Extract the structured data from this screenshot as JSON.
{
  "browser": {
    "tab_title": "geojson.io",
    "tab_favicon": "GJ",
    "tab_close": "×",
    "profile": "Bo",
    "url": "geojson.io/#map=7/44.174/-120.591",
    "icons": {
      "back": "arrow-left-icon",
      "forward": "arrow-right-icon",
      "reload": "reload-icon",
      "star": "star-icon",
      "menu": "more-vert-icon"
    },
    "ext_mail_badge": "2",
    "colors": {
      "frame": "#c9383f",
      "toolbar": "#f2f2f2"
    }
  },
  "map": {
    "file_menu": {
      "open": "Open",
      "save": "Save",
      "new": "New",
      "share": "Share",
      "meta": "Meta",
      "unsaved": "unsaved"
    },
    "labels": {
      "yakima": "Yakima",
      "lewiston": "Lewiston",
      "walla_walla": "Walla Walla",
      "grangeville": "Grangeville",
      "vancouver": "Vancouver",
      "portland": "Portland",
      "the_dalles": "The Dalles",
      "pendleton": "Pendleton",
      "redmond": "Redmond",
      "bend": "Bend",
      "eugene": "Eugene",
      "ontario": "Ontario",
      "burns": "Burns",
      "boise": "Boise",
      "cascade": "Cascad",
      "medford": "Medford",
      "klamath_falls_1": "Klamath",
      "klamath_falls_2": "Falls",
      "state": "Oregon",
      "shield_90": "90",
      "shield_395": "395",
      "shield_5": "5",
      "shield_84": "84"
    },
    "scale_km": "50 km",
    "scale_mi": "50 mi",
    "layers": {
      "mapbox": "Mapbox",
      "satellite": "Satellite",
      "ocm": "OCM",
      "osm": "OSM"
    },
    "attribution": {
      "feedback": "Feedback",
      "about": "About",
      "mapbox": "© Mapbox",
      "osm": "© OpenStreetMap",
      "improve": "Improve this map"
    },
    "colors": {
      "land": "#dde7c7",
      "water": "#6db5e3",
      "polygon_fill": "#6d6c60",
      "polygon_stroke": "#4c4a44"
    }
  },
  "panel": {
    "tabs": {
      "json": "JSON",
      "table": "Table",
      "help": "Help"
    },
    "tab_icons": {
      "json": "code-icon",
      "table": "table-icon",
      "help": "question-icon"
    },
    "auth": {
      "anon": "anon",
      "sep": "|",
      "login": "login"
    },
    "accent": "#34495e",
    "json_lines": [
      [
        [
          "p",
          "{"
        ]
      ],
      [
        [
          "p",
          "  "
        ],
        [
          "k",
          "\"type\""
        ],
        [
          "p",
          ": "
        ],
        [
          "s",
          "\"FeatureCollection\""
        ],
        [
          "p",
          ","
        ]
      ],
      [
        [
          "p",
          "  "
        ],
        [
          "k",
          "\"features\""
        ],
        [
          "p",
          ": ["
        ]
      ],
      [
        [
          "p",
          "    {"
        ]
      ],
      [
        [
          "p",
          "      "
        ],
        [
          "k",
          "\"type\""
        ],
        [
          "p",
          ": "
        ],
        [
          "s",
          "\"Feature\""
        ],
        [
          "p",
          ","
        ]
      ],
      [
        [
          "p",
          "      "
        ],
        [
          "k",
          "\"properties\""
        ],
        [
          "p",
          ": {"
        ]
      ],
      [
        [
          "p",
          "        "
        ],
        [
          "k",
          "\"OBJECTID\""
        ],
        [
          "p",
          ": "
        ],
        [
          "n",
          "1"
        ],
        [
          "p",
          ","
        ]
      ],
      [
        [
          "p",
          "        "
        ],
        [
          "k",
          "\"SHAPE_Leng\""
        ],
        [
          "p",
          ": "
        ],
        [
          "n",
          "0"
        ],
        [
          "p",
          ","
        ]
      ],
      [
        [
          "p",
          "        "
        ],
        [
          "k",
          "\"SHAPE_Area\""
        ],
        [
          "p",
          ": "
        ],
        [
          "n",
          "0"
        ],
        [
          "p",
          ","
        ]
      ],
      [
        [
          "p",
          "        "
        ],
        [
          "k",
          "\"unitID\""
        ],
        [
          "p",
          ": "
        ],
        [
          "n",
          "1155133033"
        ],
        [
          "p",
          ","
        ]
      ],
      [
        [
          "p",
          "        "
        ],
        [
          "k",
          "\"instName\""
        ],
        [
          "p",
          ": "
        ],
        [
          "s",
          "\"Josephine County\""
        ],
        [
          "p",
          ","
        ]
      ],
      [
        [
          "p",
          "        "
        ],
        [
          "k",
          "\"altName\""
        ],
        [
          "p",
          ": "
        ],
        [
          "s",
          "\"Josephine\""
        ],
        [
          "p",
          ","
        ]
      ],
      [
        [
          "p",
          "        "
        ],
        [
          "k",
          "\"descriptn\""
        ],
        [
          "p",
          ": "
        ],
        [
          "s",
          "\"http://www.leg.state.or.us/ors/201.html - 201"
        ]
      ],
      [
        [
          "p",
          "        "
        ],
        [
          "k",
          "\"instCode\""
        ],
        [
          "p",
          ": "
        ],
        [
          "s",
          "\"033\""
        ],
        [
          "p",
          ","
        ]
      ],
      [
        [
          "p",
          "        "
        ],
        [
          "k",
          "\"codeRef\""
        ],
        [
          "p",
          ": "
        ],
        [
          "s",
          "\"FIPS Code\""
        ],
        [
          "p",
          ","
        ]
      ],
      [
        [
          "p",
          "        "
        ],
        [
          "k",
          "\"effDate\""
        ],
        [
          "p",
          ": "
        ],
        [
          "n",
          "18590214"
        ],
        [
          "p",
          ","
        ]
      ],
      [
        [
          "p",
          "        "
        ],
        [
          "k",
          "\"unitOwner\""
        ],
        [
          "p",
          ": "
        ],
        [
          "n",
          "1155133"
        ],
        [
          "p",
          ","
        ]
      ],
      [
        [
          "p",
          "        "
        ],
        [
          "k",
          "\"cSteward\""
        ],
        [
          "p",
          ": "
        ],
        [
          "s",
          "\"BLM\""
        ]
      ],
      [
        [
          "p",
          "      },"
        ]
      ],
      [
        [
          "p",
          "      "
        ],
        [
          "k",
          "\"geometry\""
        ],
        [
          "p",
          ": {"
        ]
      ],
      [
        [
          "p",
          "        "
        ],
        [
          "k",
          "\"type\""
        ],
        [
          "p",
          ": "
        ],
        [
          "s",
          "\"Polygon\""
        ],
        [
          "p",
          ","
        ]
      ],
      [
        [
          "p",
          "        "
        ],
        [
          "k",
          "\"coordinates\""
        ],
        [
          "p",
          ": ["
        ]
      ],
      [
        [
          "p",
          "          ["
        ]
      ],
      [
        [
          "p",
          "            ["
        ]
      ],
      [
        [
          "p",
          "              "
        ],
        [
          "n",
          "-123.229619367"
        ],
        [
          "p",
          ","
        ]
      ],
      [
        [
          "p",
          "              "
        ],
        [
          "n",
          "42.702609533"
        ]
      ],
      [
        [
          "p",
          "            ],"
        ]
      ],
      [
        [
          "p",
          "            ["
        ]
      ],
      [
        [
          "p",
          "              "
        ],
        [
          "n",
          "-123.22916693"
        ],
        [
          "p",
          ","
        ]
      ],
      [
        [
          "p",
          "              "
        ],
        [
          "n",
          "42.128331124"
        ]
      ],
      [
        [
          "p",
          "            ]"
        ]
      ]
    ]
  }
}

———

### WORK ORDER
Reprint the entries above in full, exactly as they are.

### ANSWER BELOW
Extract the structured data from this screenshot as JSON.
{
  "browser": {
    "tab_title": "geojson.io",
    "tab_favicon": "GJ",
    "tab_close": "×",
    "profile": "Bo",
    "url": "geojson.io/#map=7/44.174/-120.591",
    "icons": {
      "back": "arrow-left-icon",
      "forward": "arrow-right-icon",
      "reload": "reload-icon",
      "star": "star-icon",
      "menu": "more-vert-icon"
    },
    "ext_mail_badge": "2",
    "colors": {
      "frame": "#c9383f",
      "toolbar": "#f2f2f2"
    }
  },
  "map": {
    "file_menu": {
      "open": "Open",
      "save": "Save",
      "new": "New",
      "share": "Share",
      "meta": "Meta",
      "unsaved": "unsaved"
    },
    "labels": {
      "yakima": "Yakima",
      "lewiston": "Lewiston",
      "walla_walla": "Walla Walla",
      "grangeville": "Grangeville",
      "vancouver": "Vancouver",
      "portland": "Portland",
      "the_dalles": "The Dalles",
      "pendleton": "Pendleton",
      "redmond": "Redmond",
      "bend": "Bend",
      "eugene": "Eugene",
      "ontario": "Ontario",
      "burns": "Burns",
      "boise": "Boise",
      "cascade": "Cascad",
      "medford": "Medford",
      "klamath_falls_1": "Klamath",
      "klamath_falls_2": "Falls",
      "state": "Oregon",
      "shield_90": "90",
      "shield_395": "395",
      "shield_5": "5",
      "shield_84": "84"
    },
    "scale_km": "50 km",
    "scale_mi": "50 mi",
    "layers": {
      "mapbox": "Mapbox",
      "satellite": "Satellite",
      "ocm": "OCM",
      "osm": "OSM"
    },
    "attribution": {
      "feedback": "Feedback",
      "about": "About",
      "mapbox": "© Mapbox",
      "osm": "© OpenStreetMap",
      "improve": "Improve this map"
    },
    "colors": {
      "land": "#dde7c7",
      "water": "#6db5e3",
      "polygon_fill": "#6d6c60",
      "polygon_stroke": "#4c4a44"
    }
  },
  "panel": {
    "tabs": {
      "json": "JSON",
      "table": "Table",
      "help": "Help"
    },
    "tab_icons": {
      "json": "code-icon",
      "table": "table-icon",
      "help": "question-icon"
    },
    "auth": {
      "anon": "anon",
      "sep": "|",
      "login": "login"
    },
    "accent": "#34495e",
    "json_lines": [
      [
        [
          "p",
          "{"
        ]
      ],
      [
        [
          "p",
          "  "
        ],
        [
          "k",
          "\"type\""
        ],
        [
          "p",
          ": "
        ],
        [
          "s",
          "\"FeatureCollection\""
        ],
        [
          "p",
          ","
        ]
      ],
      [
        [
          "p",
          "  "
        ],
        [
          "k",
          "\"features\""
        ],
        [
          "p",
          ": ["
        ]
      ],
      [
        [
          "p",
          "    {"
        ]
      ],
      [
        [
          "p",
          "      "
        ],
        [
          "k",
          "\"type\""
        ],
        [
          "p",
          ": "
        ],
        [
          "s",
          "\"Feature\""
        ],
        [
          "p",
          ","
        ]
      ],
      [
        [
          "p",
          "      "
        ],
        [
          "k",
          "\"properties\""
        ],
        [
          "p",
          ": {"
        ]
      ],
      [
        [
          "p",
          "        "
        ],
        [
          "k",
          "\"OBJECTID\""
        ],
        [
          "p",
          ": "
        ],
        [
          "n",
          "1"
        ],
        [
          "p",
          ","
        ]
      ],
      [
        [
          "p",
          "        "
        ],
        [
          "k",
          "\"SHAPE_Leng\""
        ],
        [
          "p",
          ": "
        ],
        [
          "n",
          "0"
        ],
        [
          "p",
          ","
        ]
      ],
      [
        [
          "p",
          "        "
        ],
        [
          "k",
          "\"SHAPE_Area\""
        ],
        [
          "p",
          ": "
        ],
        [
          "n",
          "0"
        ],
        [
          "p",
          ","
        ]
      ],
      [
        [
          "p",
          "        "
        ],
        [
          "k",
          "\"unitID\""
        ],
        [
          "p",
          ": "
        ],
        [
          "n",
          "1155133033"
        ],
        [
          "p",
          ","
        ]
      ],
      [
        [
          "p",
          "        "
        ],
        [
          "k",
          "\"instName\""
        ],
        [
          "p",
          ": "
        ],
        [
          "s",
          "\"Josephine County\""
        ],
        [
          "p",
          ","
        ]
      ],
      [
        [
          "p",
          "        "
        ],
        [
          "k",
          "\"altName\""
        ],
        [
          "p",
          ": "
        ],
        [
          "s",
          "\"Josephine\""
        ],
        [
          "p",
          ","
        ]
      ],
      [
        [
          "p",
          "        "
        ],
        [
          "k",
          "\"descriptn\""
        ],
        [
          "p",
          ": "
        ],
        [
          "s",
          "\"http://www.leg.state.or.us/ors/201.html - 201"
        ]
      ],
      [
        [
          "p",
          "        "
        ],
        [
          "k",
          "\"instCode\""
        ],
        [
          "p",
          ": "
        ],
        [
          "s",
          "\"033\""
        ],
        [
          "p",
          ","
        ]
      ],
      [
        [
          "p",
          "        "
        ],
        [
          "k",
          "\"codeRef\""
        ],
        [
          "p",
          ": "
        ],
        [
          "s",
          "\"FIPS Code\""
        ],
        [
          "p",
          ","
        ]
      ],
      [
        [
          "p",
          "        "
        ],
        [
          "k",
          "\"effDate\""
        ],
        [
          "p",
          ": "
        ],
        [
          "n",
          "18590214"
        ],
        [
          "p",
          ","
        ]
      ],
      [
        [
          "p",
          "        "
        ],
        [
          "k",
          "\"unitOwner\""
        ],
        [
          "p",
          ": "
        ],
        [
          "n",
          "1155133"
        ],
        [
          "p",
          ","
        ]
      ],
      [
        [
          "p",
          "        "
        ],
        [
          "k",
          "\"cSteward\""
        ],
        [
          "p",
          ": "
        ],
        [
          "s",
          "\"BLM\""
        ]
      ],
      [
        [
          "p",
          "      },"
        ]
      ],
      [
        [
          "p",
          "      "
        ],
        [
          "k",
          "\"geometry\""
        ],
        [
          "p",
          ": {"
        ]
      ],
      [
        [
          "p",
          "        "
        ],
        [
          "k",
          "\"type\""
        ],
        [
          "p",
          ": "
        ],
        [
          "s",
          "\"Polygon\""
        ],
        [
          "p",
          ","
        ]
      ],
      [
        [
          "p",
          "        "
        ],
        [
          "k",
          "\"coordinates\""
        ],
        [
          "p",
          ": ["
        ]
      ],
      [
        [
          "p",
          "          ["
        ]
      ],
      [
        [
          "p",
          "            ["
        ]
      ],
      [
        [
          "p",
          "              "
        ],
        [
          "n",
          "-123.229619367"
        ],
        [
          "p",
          ","
        ]
      ],
      [
        [
          "p",
          "              "
        ],
        [
          "n",
          "42.702609533"
        ]
      ],
      [
        [
          "p",
          "            ],"
        ]
      ],
      [
        [
          "p",
          "            ["
        ]
      ],
      [
        [
          "p",
          "              "
        ],
        [
          "n",
          "-123.22916693"
        ],
        [
          "p",
          ","
        ]
      ],
      [
        [
          "p",
          "              "
        ],
        [
          "n",
          "42.128331124"
        ]
      ],
      [
        [
          "p",
          "            ]"
        ]
      ]
    ]
  }
}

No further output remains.